Kenya’s youth have no qualms about taking or giving a bribe, and 30 per cent of them believe corruption is profitable.
Over 50 per cent believe it does not matter how one makes money as long as one does not end up in jail. About 60 per cent of Kenyans aged between 18 and 35 think it is not important to pay taxes. Do you wonder how the youth got here?
We all have friends, relatives or acquaintances who have made odious wealth not through hard work but gaming the system by evading taxes, obtaining lucrative government contracts through ethnic patronage or by bribery.
Some bribed to get the jobs they hold. Some parents bribed to have their children admitted to certain public schools. And yes, some parents and teachers have paid bribes to have national examination papers leaked to students.
Our houses of worship are not spared. Religious leaders sell miracles and other forms of divine intercession. The public perceives the police, the judiciary and the Lands ministry as the most corrupt.
In 2015, the Public Accounts Committee of the National Assembly was disbanded, following allegations of corruption, extortion and blackmail.
The most succinct description of the state of Kenya’s values came from President Uhuru Kenyatta.
During a state visit to Israel in February, President Uhuru described Kenyans as whiners, expert thieves and ethnic bigots who relish trading insults and perpetuating other evils.
There is no doubt we have a crisis. Corruption and dishonourable conduct, in public and in private, have become the norm. Impunity and grotesque entitlement are no longer frowned at.
Decency, honesty, integrity, patriotism and hard work have become hollow and unworthy ideals, which are ridiculed in national conversations.
Our society is falling apart.
Society is bound together through shared positive core values and inspired leadership that provide a framework and vision for cohesive, moral and ethical living. Can we raise a new generation that could redeem our society?
Some people believe the radical reform of the school curriculum provides a unique opportunity to align education with Chapters Two and Six of the Constitution. Various articles in these chapters, for example Articles 10 and 73, provide a basis for creating a national vocabulary based on fundamental principles of citizenship, public and private ethics.
Consensus is emerging around the idea of a values-based education as a response to Kenya’s ethical and moral collapse.
A values-based education locates the search for meaning and purpose of life in the learning process.
It means the development of the whole person beyond literacy and numeracy. It means civilising an individual’s life purpose, refining their moral and ethical acuity.
Kenya sorely needs honest men and women who can be trusted in public and in private, who are willing to be drum majors for integrity, justice, equality, national unity and common decency.

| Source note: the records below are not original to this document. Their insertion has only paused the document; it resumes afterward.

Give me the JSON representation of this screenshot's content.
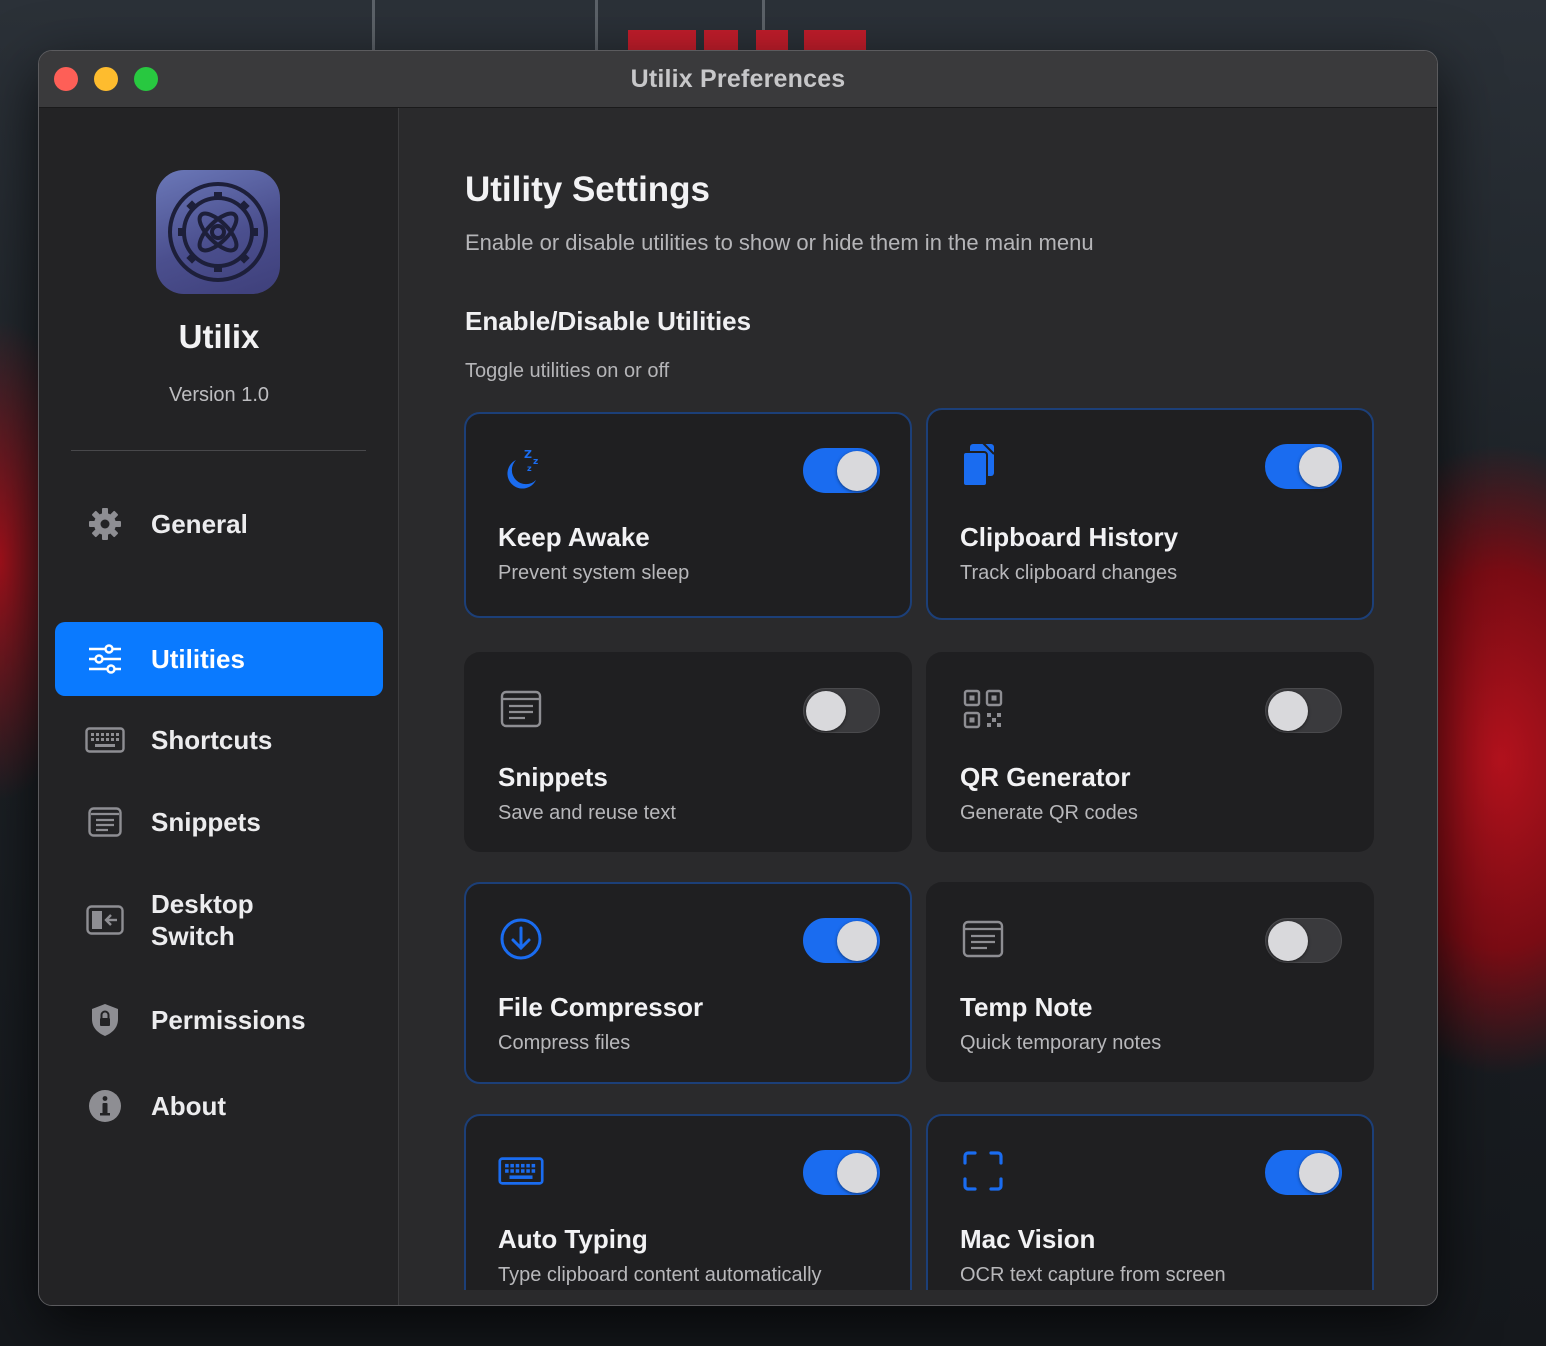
{
  "window": {
    "title": "Utilix Preferences"
  },
  "sidebar": {
    "app_name": "Utilix",
    "version": "Version 1.0",
    "items": [
      {
        "label": "General",
        "icon": "gear-icon",
        "active": false
      },
      {
        "label": "Utilities",
        "icon": "sliders-icon",
        "active": true
      },
      {
        "label": "Shortcuts",
        "icon": "keyboard-icon",
        "active": false
      },
      {
        "label": "Snippets",
        "icon": "snippets-icon",
        "active": false
      },
      {
        "label": "Desktop",
        "label2": "Switch",
        "icon": "desktop-switch-icon",
        "active": false
      },
      {
        "label": "Permissions",
        "icon": "shield-lock-icon",
        "active": false
      },
      {
        "label": "About",
        "icon": "info-icon",
        "active": false
      }
    ]
  },
  "main": {
    "title": "Utility Settings",
    "subtitle": "Enable or disable utilities to show or hide them in the main menu",
    "section_title": "Enable/Disable Utilities",
    "section_subtitle": "Toggle utilities on or off",
    "utilities": [
      {
        "title": "Keep Awake",
        "desc": "Prevent system sleep",
        "enabled": true,
        "icon": "moon-zzz-icon"
      },
      {
        "title": "Clipboard History",
        "desc": "Track clipboard changes",
        "enabled": true,
        "icon": "clipboard-icon"
      },
      {
        "title": "Snippets",
        "desc": "Save and reuse text",
        "enabled": false,
        "icon": "text-doc-icon"
      },
      {
        "title": "QR Generator",
        "desc": "Generate QR codes",
        "enabled": false,
        "icon": "qr-code-icon"
      },
      {
        "title": "File Compressor",
        "desc": "Compress files",
        "enabled": true,
        "icon": "download-circle-icon"
      },
      {
        "title": "Temp Note",
        "desc": "Quick temporary notes",
        "enabled": false,
        "icon": "note-icon"
      },
      {
        "title": "Auto Typing",
        "desc": "Type clipboard content automatically",
        "enabled": true,
        "icon": "keyboard-icon"
      },
      {
        "title": "Mac Vision",
        "desc": "OCR text capture from screen",
        "enabled": true,
        "icon": "viewfinder-icon"
      }
    ]
  },
  "colors": {
    "accent": "#0a7aff",
    "toggle_on": "#1a6cf0",
    "card_border_on": "#1c3f78"
  }
}
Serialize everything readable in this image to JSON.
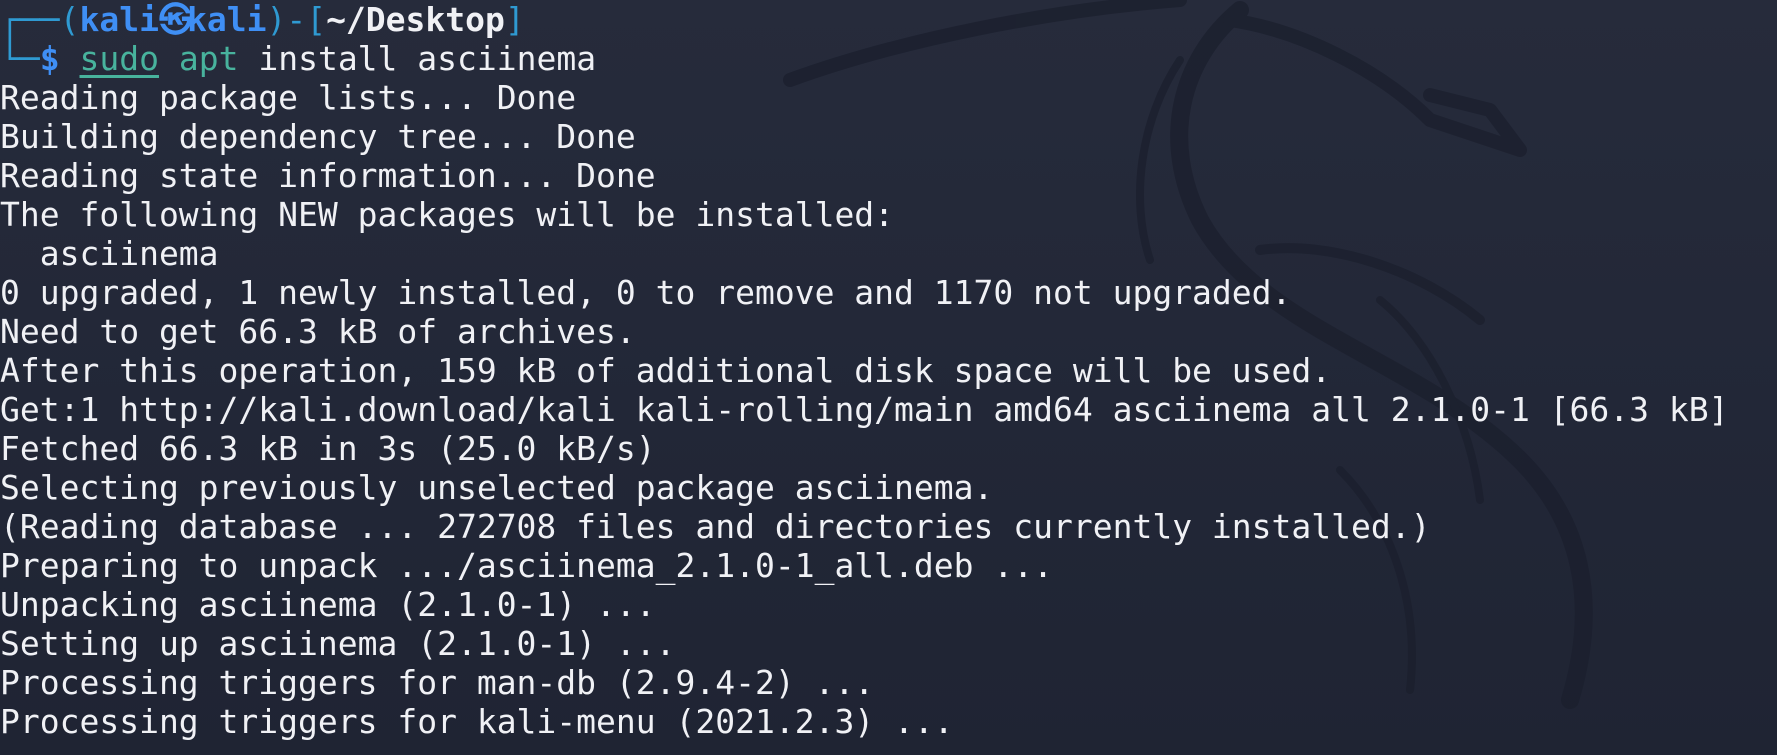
{
  "prompt": {
    "box_top": "┌──(",
    "user": "kali",
    "separator_icon": "㉿",
    "host": "kali",
    "mid": ")-[",
    "cwd": "~/Desktop",
    "close": "]",
    "box_bottom": "└─",
    "dollar": "$",
    "sudo": "sudo",
    "apt": "apt",
    "args": "install asciinema"
  },
  "output": [
    "Reading package lists... Done",
    "Building dependency tree... Done",
    "Reading state information... Done",
    "The following NEW packages will be installed:",
    "  asciinema",
    "0 upgraded, 1 newly installed, 0 to remove and 1170 not upgraded.",
    "Need to get 66.3 kB of archives.",
    "After this operation, 159 kB of additional disk space will be used.",
    "Get:1 http://kali.download/kali kali-rolling/main amd64 asciinema all 2.1.0-1 [66.3 kB]",
    "Fetched 66.3 kB in 3s (25.0 kB/s)",
    "Selecting previously unselected package asciinema.",
    "(Reading database ... 272708 files and directories currently installed.)",
    "Preparing to unpack .../asciinema_2.1.0-1_all.deb ...",
    "Unpacking asciinema (2.1.0-1) ...",
    "Setting up asciinema (2.1.0-1) ...",
    "Processing triggers for man-db (2.9.4-2) ...",
    "Processing triggers for kali-menu (2021.2.3) ..."
  ],
  "colors": {
    "background": "#23283a",
    "prompt_blue": "#3f8ff5",
    "box_blue": "#2f9ad2",
    "command_green": "#48b39d",
    "text": "#f0f1f5"
  },
  "watermark_icon": "kali-dragon-icon"
}
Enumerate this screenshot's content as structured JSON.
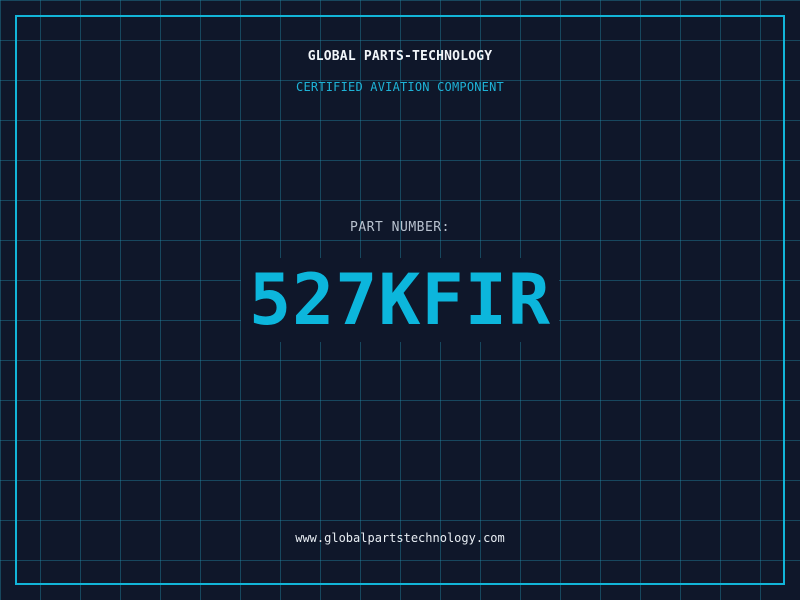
{
  "header": {
    "company_name": "GLOBAL PARTS-TECHNOLOGY",
    "tagline": "CERTIFIED AVIATION COMPONENT"
  },
  "part": {
    "label": "PART NUMBER:",
    "number": "527KFIR"
  },
  "footer": {
    "website": "www.globalpartstechnology.com"
  },
  "colors": {
    "background": "#0f172a",
    "accent": "#0cb6dc",
    "grid": "#228aa8",
    "text": "#f1f5f9"
  }
}
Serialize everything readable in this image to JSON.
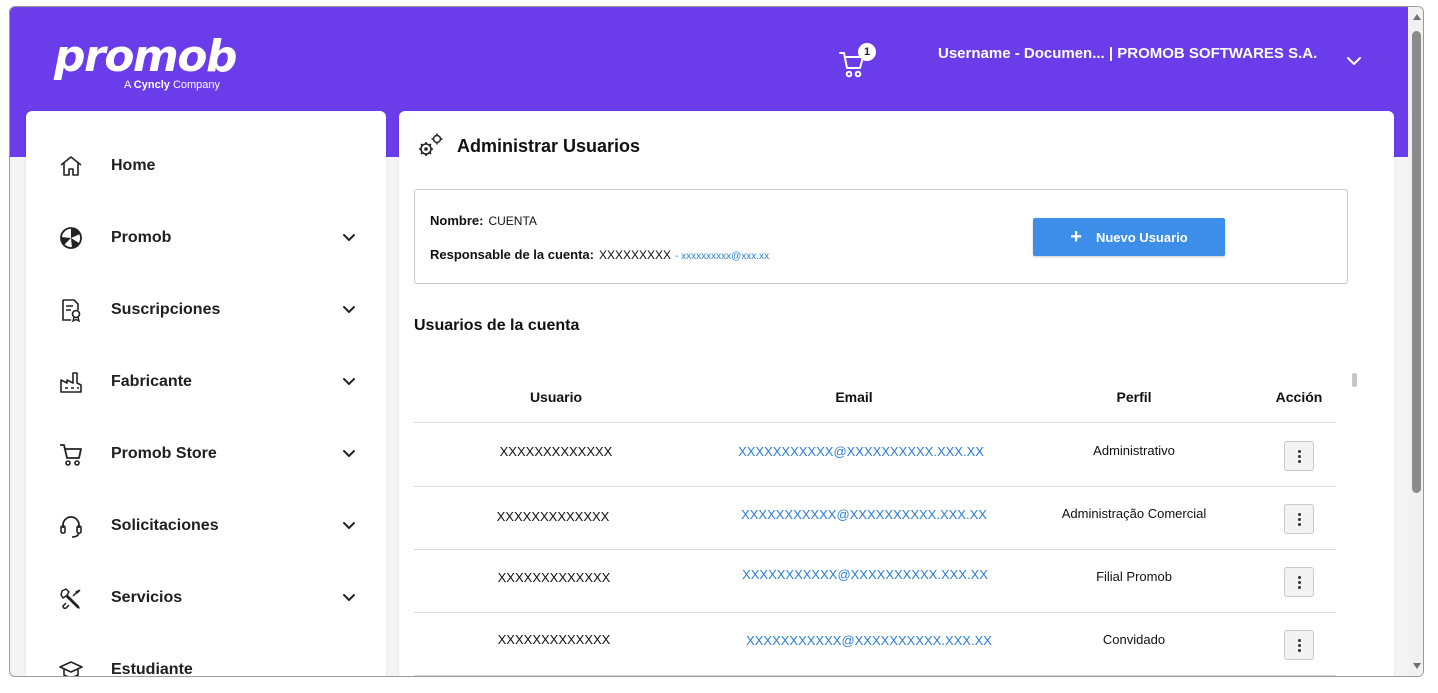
{
  "header": {
    "logo_text": "promob",
    "logo_sub_prefix": "A",
    "logo_sub_brand": "Cyncly",
    "logo_sub_suffix": "Company",
    "cart_count": "1",
    "user_label": "Username - Documen... | PROMOB SOFTWARES S.A.",
    "icons": {
      "cart": "cart-icon",
      "chevron": "chevron-down-icon"
    }
  },
  "sidebar": {
    "items": [
      {
        "label": "Home",
        "icon": "home-icon",
        "expandable": false
      },
      {
        "label": "Promob",
        "icon": "promob-icon",
        "expandable": true
      },
      {
        "label": "Suscripciones",
        "icon": "certificate-icon",
        "expandable": true
      },
      {
        "label": "Fabricante",
        "icon": "factory-icon",
        "expandable": true
      },
      {
        "label": "Promob Store",
        "icon": "cart-icon",
        "expandable": true
      },
      {
        "label": "Solicitaciones",
        "icon": "headset-icon",
        "expandable": true
      },
      {
        "label": "Servicios",
        "icon": "tools-icon",
        "expandable": true
      },
      {
        "label": "Estudiante",
        "icon": "graduation-cap-icon",
        "expandable": false
      }
    ]
  },
  "main": {
    "title": "Administrar Usuarios",
    "title_icon": "gears-icon",
    "account": {
      "name_label": "Nombre:",
      "name_value": "CUENTA",
      "owner_label": "Responsable de la cuenta:",
      "owner_value": "XXXXXXXXX",
      "owner_email": "- xxxxxxxxxx@xxx.xx"
    },
    "new_user_button": {
      "icon": "plus-icon",
      "label": "Nuevo Usuario"
    },
    "users_section_title": "Usuarios de la cuenta",
    "table": {
      "columns": [
        "Usuario",
        "Email",
        "Perfil",
        "Acción"
      ],
      "rows": [
        {
          "user": "XXXXXXXXXXXXX",
          "email": "XXXXXXXXXXX@XXXXXXXXXX.XXX.XX",
          "profile": "Administrativo"
        },
        {
          "user": "XXXXXXXXXXXXX",
          "email": "XXXXXXXXXXX@XXXXXXXXXX.XXX.XX",
          "profile": "Administração Comercial"
        },
        {
          "user": "XXXXXXXXXXXXX",
          "email": "XXXXXXXXXXX@XXXXXXXXXX.XXX.XX",
          "profile": "Filial Promob"
        },
        {
          "user": "XXXXXXXXXXXXX",
          "email": "XXXXXXXXXXX@XXXXXXXXXX.XXX.XX",
          "profile": "Convidado"
        }
      ],
      "action_icon": "kebab-menu-icon"
    }
  },
  "colors": {
    "brand": "#6a3cea",
    "primary_button": "#3d8ee8",
    "link": "#2d7fd4"
  }
}
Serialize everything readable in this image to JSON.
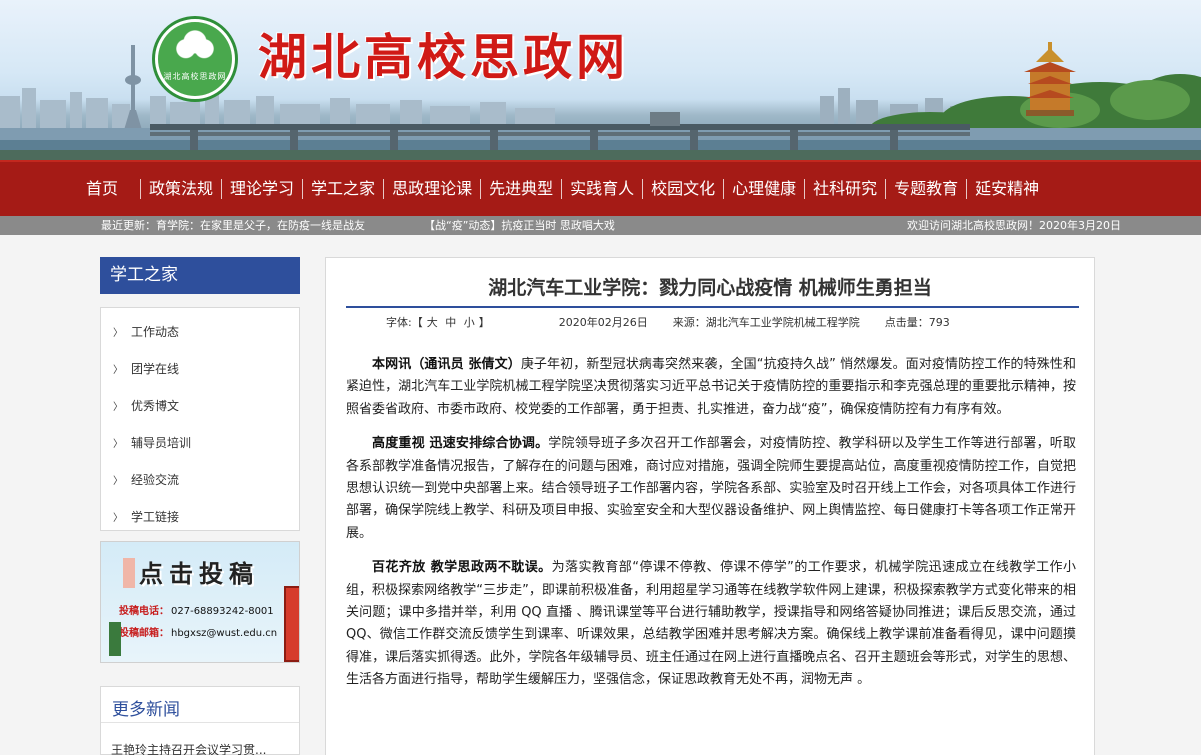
{
  "site": {
    "title": "湖北高校思政网",
    "logo_text": "湖北高校思政网"
  },
  "nav": {
    "items": [
      "首页",
      "政策法规",
      "理论学习",
      "学工之家",
      "思政理论课",
      "先进典型",
      "实践育人",
      "校园文化",
      "心理健康",
      "社科研究",
      "专题教育",
      "延安精神"
    ]
  },
  "ticker": {
    "left": "最近更新：育学院：在家里是父子，在防疫一线是战友",
    "middle": "【战“疫”动态】抗疫正当时 思政唱大戏",
    "right": "欢迎访问湖北高校思政网！2020年3月20日"
  },
  "sidebar": {
    "title": "学工之家",
    "items": [
      "工作动态",
      "团学在线",
      "优秀博文",
      "辅导员培训",
      "经验交流",
      "学工链接"
    ],
    "arrow": "〉"
  },
  "promo": {
    "title": "点击投稿",
    "phone_label": "投稿电话：",
    "phone": "027-68893242-8001",
    "email_label": "投稿邮箱：",
    "email": "hbgxsz@wust.edu.cn"
  },
  "more_news": {
    "title": "更多新闻",
    "items": [
      "王艳玲主持召开会议学习贯..."
    ]
  },
  "article": {
    "title": "湖北汽车工业学院：戮力同心战疫情 机械师生勇担当",
    "font_label": "字体:【",
    "font_large": "大",
    "font_medium": "中",
    "font_small": "小",
    "font_close": "】",
    "date": "2020年02月26日",
    "source": "来源：湖北汽车工业学院机械工程学院",
    "hits": "点击量：793",
    "paragraphs": [
      {
        "lead": "本网讯（通讯员 张倩文）",
        "text": "庚子年初，新型冠状病毒突然来袭，全国“抗疫持久战” 悄然爆发。面对疫情防控工作的特殊性和紧迫性，湖北汽车工业学院机械工程学院坚决贯彻落实习近平总书记关于疫情防控的重要指示和李克强总理的重要批示精神，按照省委省政府、市委市政府、校党委的工作部署，勇于担责、扎实推进，奋力战“疫”，确保疫情防控有力有序有效。"
      },
      {
        "lead": "高度重视 迅速安排综合协调。",
        "text": "学院领导班子多次召开工作部署会，对疫情防控、教学科研以及学生工作等进行部署，听取各系部教学准备情况报告，了解存在的问题与困难，商讨应对措施，强调全院师生要提高站位，高度重视疫情防控工作，自觉把思想认识统一到党中央部署上来。结合领导班子工作部署内容，学院各系部、实验室及时召开线上工作会，对各项具体工作进行部署，确保学院线上教学、科研及项目申报、实验室安全和大型仪器设备维护、网上舆情监控、每日健康打卡等各项工作正常开展。"
      },
      {
        "lead": "百花齐放 教学思政两不耽误。",
        "text": "为落实教育部“停课不停教、停课不停学”的工作要求，机械学院迅速成立在线教学工作小组，积极探索网络教学“三步走”，即课前积极准备，利用超星学习通等在线教学软件网上建课，积极探索教学方式变化带来的相关问题；课中多措并举，利用 QQ 直播 、腾讯课堂等平台进行辅助教学，授课指导和网络答疑协同推进；课后反思交流，通过QQ、微信工作群交流反馈学生到课率、听课效果，总结教学困难并思考解决方案。确保线上教学课前准备看得见，课中问题摸得准，课后落实抓得透。此外，学院各年级辅导员、班主任通过在网上进行直播晚点名、召开主题班会等形式，对学生的思想、生活各方面进行指导，帮助学生缓解压力，坚强信念，保证思政教育无处不再，润物无声 。"
      }
    ]
  },
  "colors": {
    "nav_bg": "#a51b16",
    "title_red": "#d01a16",
    "sidebar_blue": "#2e4f9c",
    "ticker_bg": "#8a8a8a"
  }
}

We need a new generation that will put the interests of Kenya above parochial ethnic or personal interests. A values-based education is a good place to begin and we must try.
Dr Awiti is the director of the East African Institute at Aga Khan University